### Exercise requirements
Would you show every line from the records that holds "JSON"?

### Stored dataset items
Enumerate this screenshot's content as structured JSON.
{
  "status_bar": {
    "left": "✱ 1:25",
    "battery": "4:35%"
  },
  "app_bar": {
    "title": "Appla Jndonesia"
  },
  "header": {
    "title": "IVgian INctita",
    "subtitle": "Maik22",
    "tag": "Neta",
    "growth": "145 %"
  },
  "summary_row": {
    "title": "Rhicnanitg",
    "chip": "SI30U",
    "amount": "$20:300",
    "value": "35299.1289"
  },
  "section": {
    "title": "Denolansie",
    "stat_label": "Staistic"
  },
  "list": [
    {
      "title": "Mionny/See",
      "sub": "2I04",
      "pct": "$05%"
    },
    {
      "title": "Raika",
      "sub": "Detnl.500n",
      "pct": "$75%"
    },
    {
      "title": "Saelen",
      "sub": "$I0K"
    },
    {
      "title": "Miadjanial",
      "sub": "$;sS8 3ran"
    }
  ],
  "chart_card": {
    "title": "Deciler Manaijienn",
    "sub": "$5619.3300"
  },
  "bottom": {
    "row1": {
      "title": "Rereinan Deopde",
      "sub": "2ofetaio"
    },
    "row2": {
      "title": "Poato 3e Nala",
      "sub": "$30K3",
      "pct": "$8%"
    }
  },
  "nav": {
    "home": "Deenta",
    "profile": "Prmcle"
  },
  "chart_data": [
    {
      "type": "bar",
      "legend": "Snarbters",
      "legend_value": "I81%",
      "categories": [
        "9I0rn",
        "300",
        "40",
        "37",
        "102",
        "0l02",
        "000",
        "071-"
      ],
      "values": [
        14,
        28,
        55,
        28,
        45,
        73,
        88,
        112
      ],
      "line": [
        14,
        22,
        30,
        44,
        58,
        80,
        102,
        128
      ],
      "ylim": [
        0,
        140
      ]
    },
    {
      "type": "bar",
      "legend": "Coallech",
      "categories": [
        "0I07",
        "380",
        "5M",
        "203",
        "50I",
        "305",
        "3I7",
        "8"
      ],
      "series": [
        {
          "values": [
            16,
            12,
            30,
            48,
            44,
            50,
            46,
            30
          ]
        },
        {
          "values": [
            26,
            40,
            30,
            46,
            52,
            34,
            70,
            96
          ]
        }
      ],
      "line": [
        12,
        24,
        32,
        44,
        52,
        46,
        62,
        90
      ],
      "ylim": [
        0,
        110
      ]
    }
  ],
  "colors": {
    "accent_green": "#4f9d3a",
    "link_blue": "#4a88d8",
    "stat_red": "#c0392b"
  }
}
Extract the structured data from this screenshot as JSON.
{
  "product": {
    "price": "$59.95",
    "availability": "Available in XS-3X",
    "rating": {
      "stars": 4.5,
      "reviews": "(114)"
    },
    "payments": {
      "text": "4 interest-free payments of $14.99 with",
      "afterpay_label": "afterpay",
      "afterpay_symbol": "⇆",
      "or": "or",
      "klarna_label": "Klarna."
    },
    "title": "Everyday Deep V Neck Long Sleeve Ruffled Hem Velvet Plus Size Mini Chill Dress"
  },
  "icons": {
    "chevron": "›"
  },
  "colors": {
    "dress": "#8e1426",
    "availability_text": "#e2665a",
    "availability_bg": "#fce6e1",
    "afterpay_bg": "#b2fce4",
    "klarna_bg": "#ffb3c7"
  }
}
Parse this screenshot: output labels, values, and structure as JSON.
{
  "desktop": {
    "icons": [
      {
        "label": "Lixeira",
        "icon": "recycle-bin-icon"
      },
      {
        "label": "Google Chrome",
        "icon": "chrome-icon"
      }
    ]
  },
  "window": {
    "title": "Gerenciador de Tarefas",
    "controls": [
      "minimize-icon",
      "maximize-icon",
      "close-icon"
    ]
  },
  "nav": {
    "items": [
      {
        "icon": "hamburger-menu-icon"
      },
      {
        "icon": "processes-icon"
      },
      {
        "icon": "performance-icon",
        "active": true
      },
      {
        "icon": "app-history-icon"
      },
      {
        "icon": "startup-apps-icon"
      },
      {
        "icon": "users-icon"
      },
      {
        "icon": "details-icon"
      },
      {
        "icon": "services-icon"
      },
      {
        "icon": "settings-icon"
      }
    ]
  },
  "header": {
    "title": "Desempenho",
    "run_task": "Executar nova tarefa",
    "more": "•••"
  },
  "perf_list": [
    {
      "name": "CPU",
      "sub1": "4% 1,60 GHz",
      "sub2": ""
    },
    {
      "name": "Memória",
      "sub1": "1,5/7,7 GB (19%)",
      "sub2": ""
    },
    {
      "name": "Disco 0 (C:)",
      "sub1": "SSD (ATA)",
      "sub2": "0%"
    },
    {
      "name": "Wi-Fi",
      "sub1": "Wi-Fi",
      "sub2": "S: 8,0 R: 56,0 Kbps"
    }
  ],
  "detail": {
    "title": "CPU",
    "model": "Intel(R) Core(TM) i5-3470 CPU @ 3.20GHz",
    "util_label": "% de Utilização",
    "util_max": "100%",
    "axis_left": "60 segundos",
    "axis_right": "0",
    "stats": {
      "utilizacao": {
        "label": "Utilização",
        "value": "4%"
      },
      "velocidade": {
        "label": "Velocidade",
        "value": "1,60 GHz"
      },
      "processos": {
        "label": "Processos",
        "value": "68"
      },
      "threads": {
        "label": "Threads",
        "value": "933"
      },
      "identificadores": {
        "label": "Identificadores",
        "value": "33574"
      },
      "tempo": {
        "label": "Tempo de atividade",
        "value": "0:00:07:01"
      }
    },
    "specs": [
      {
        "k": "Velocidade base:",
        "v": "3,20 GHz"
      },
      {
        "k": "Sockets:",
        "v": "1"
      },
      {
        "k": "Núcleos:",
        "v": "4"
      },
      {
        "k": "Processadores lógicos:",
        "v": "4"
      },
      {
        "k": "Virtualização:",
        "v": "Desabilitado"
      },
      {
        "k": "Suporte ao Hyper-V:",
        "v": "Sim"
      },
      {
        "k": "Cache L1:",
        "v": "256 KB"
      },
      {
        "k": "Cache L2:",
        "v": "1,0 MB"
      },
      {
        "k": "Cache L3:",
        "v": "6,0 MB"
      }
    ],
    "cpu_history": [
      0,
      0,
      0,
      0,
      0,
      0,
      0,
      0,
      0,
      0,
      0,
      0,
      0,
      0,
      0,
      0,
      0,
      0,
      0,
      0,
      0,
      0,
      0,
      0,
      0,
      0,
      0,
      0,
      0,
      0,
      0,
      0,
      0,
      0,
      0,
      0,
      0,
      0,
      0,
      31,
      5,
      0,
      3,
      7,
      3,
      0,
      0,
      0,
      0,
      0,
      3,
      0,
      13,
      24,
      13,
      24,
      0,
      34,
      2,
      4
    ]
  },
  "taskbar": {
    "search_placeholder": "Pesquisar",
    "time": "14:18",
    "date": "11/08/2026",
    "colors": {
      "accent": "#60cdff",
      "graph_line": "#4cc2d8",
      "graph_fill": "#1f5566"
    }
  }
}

### Output below
Enumerate this screenshot's content as structured JSON.
Extract the structured data from this screenshot as JSON.
Parse this screenshot: output labels, values, and structure as JSON.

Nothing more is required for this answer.